Adam from Aurora showed up in the Den with his son-in-law, retired major league baseball player Cliff Floyd. Cliff partnered with him three years earlier to put into production a dry-wall tool that is a utility knife, tape measure and pencil holder – all in one. Arlene snuggled up to Cliff admiring his World Series ring while Adam demonstrated how easy it was to use his revolutionary tool and in two quick moves cut and fit a perfectly sized piece of drywall. They are exclusive to Canadian Tire in Canada for two years but can sell anywhere else in the world and obviously wants the Dragons help to expend sales globally.

Sales:  $160K  (3 mths.)   Wholesale:  $9.50     Cost to make:  $6.50    Retail: $30.00

He said they got beat up on the price by Canadian Tire because they helped set up the manufacturer. The pair has about $200K invested in the product which means that (without figuring in fixed costs and wages or paying off any outside investors) they would need to sell 66,666 unit to break even with these prices and margins. But seeing the opportunity in the U.S., Michael offered $500K for 25% bumping the valuation to $2 million. Jim offered what they were asking for and said he could get it into Wal-Mart and The Home Depot below the border. Vikram opted out and Arlene offered the $150K with no equity but a royalty only of 5% on all sales outside of Canada.
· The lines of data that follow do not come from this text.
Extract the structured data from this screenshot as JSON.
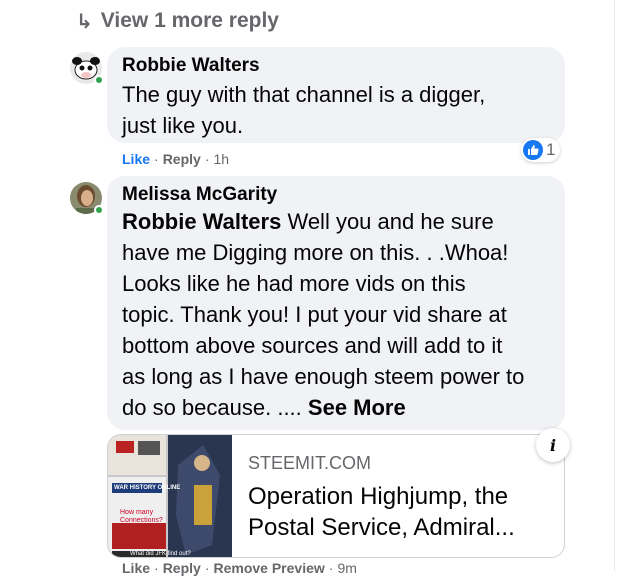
{
  "view_more": {
    "label": "View 1 more reply",
    "icon": "reply-arrow-icon"
  },
  "comments": [
    {
      "author": "Robbie Walters",
      "text_line1": "The guy with that channel is a digger,",
      "text_line2": "just like you.",
      "actions": {
        "like": "Like",
        "reply": "Reply",
        "time": "1h",
        "sep": "·"
      },
      "reactions": {
        "icon": "thumbs-up-icon",
        "count": "1"
      },
      "online": true
    },
    {
      "author": "Melissa McGarity",
      "mention": "Robbie Walters",
      "lines": [
        "Well you and he sure",
        "have me Digging more on this. . .Whoa!",
        "Looks like he had more vids on this",
        "topic. Thank you! I put your vid share at",
        "bottom above sources and will add to it",
        "as long as I have enough steem power to",
        "do so because. ...."
      ],
      "see_more": "See More",
      "online": true,
      "link_preview": {
        "source": "STEEMIT.COM",
        "title_line1": "Operation Highjump, the",
        "title_line2": "Postal Service, Admiral...",
        "info_icon": "i",
        "thumb_texts": [
          "WAR HISTORY ONLINE",
          "How many",
          "Connections?",
          "What did JFK find out?"
        ]
      },
      "actions": {
        "like": "Like",
        "reply": "Reply",
        "remove_preview": "Remove Preview",
        "time": "9m",
        "sep": "·"
      }
    }
  ],
  "colors": {
    "accent": "#1877f2",
    "bubble": "#f0f2f5",
    "muted": "#65676b",
    "online": "#31a24c"
  }
}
David made a similar offer and Arlene with a $2 royalty on sales outside Canada until he has recouped (double his investment) $300K and no equity. The two huddled into the back then chose Arlene.
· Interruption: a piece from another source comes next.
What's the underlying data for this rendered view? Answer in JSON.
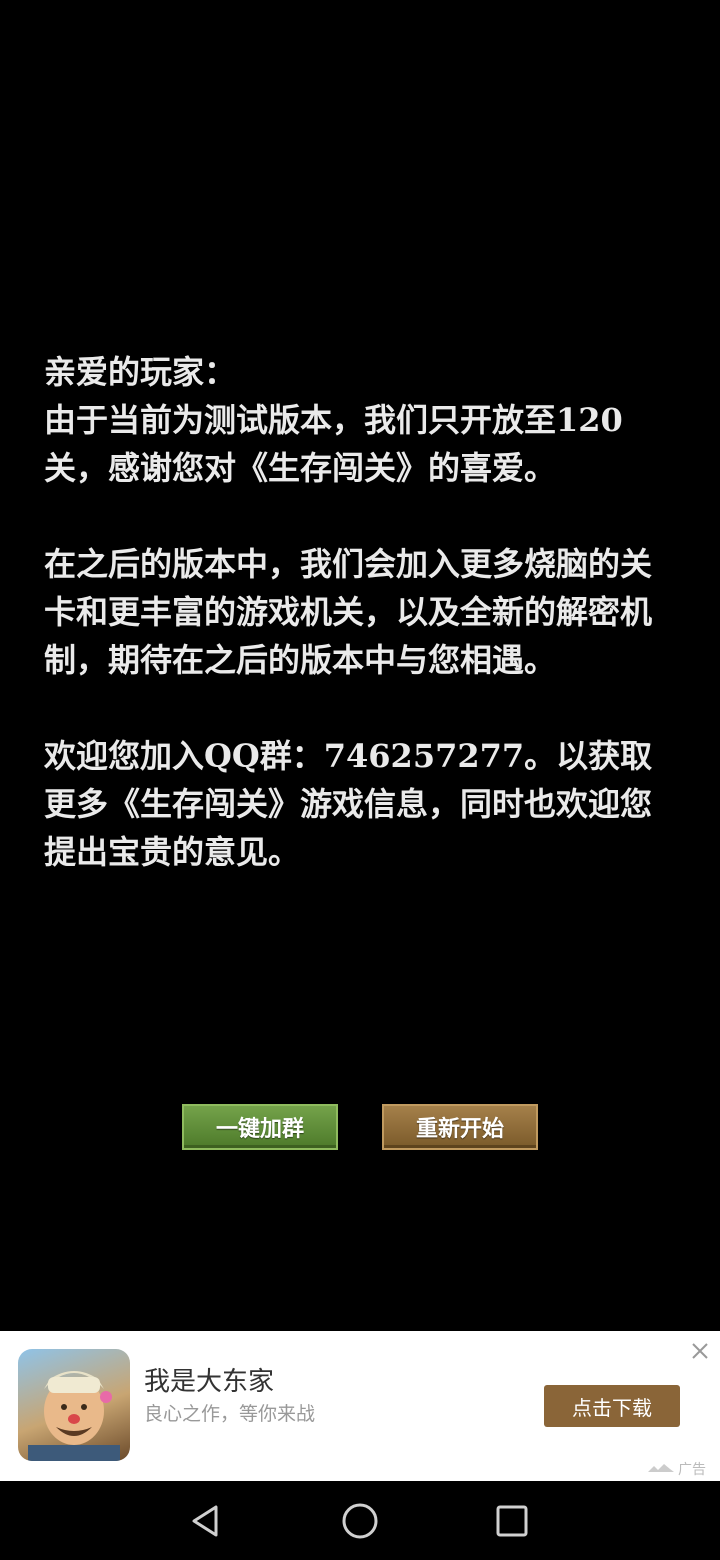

My entrepreneur ratings:

Idea: excellent; Competence: high; Knowledge of Market and Competition: high; Competitive Advantage: unique; Preparation / Planning: good; Chance of Success: excellent with Arlene as partners.

It is not often that a product knocks the ball out of the park from an innovative perspective – but this one certainly does. Even though they got beat up on the wholesale price to Canadian Tire, it got them started and is only for two years. But the market potential outside Canada is tremendous.
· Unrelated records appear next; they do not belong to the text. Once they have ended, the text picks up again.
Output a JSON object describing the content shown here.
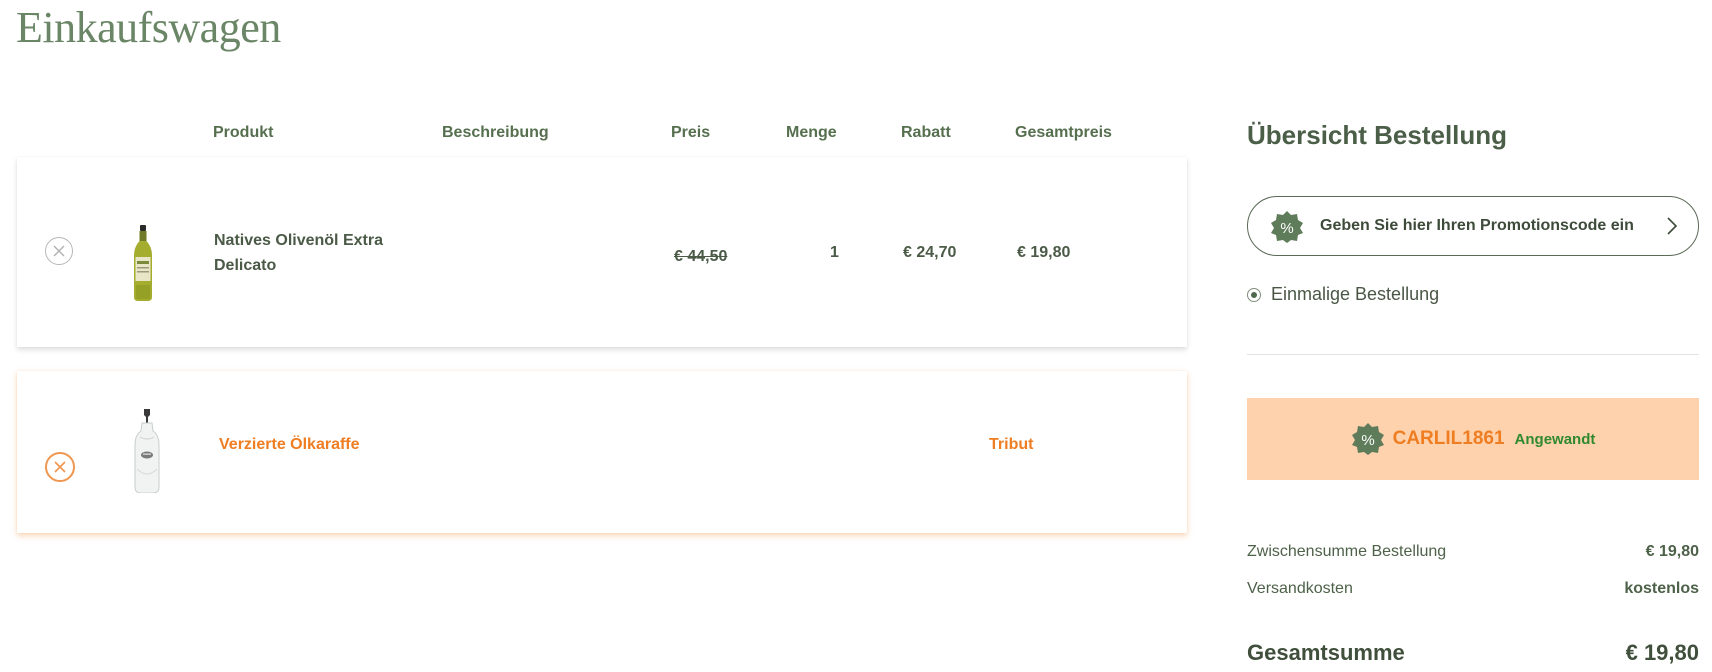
{
  "page": {
    "title": "Einkaufswagen"
  },
  "table": {
    "headers": {
      "product": "Produkt",
      "description": "Beschreibung",
      "price": "Preis",
      "quantity": "Menge",
      "discount": "Rabatt",
      "total": "Gesamtpreis"
    },
    "items": [
      {
        "name": "Natives Olivenöl Extra Delicato",
        "price": "€ 44,50",
        "quantity": "1",
        "discount": "€ 24,70",
        "total": "€ 19,80"
      },
      {
        "name": "Verzierte Ölkaraffe",
        "total": "Tribut"
      }
    ]
  },
  "summary": {
    "title": "Übersicht Bestellung",
    "promo_placeholder": "Geben Sie hier Ihren Promotionscode ein",
    "order_type": "Einmalige Bestellung",
    "applied_code": "CARLIL1861",
    "applied_status": "Angewandt",
    "subtotal_label": "Zwischensumme Bestellung",
    "subtotal_value": "€ 19,80",
    "shipping_label": "Versandkosten",
    "shipping_value": "kostenlos",
    "total_label": "Gesamtsumme",
    "total_value": "€ 19,80"
  },
  "colors": {
    "brand_green": "#6a8666",
    "accent_orange": "#ef7d22",
    "applied_bg": "#fdd2ad",
    "applied_green": "#2f8a2f"
  },
  "icons": {
    "remove": "close-circle-icon",
    "promo": "percent-badge-icon",
    "chevron": "chevron-right-icon"
  }
}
Pitch Four: Tangoo -        Asking $75K for 10%

Valuation: $750K.

Partners, Jonathan Hill and Paul David Effew from Vancouver, B.C. pitched their special event planning service, Tangoo. It is a free on-line service that matches mood with venue for a special evening. It is being tested in Vancouver and they need investment for expansion. The revenue model is based on restaurants and venue profiles in three tiers from basic free through $50 to $150. They currently have only 25 subscribers at $50 making the valuation appear very high.

Michael, Vikram and Jim thought it would be just another app that would fade out in a couple of years and David was skeptical that they could be competitive down the road. Arlene thought their business model was flawed and made a suggestion that she may be interested if there is a membership and rating system that would provide data to a company she was familiar with. She offered $75K for 25% if they were willing to change their model. Paul David immediately countered to 15% and agreed tp the change. She refused the valuation and they were out of luck.

My entrepreneur ratings:

Idea: questionable; Competence: questionable; Knowledge of Market and Competition: questionable; Competitive Advantage: questionable; Preparation / Planning: questionable; Chance of Success: questionable.

Everything about this pitch is a question mark except for the valuation (too high) and logic to turn down an offer – any offer. David was right that everyone appearing on the show things their business idea or new product is worth a million dollars without a track record of sales.

 

This entry was posted in Dragons' Den Review. Bookmark the permalink.

Leave a Reply

Your email address will not be published. Required fields are marked *

You may use these HTML tags and attributes: <a href="" title=""> <abbr title=""> <acronym title=""> <b> <blockquote cite=""> <cite> <code> <del datetime=""> <em> <i> <q cite=""> <strike> <strong>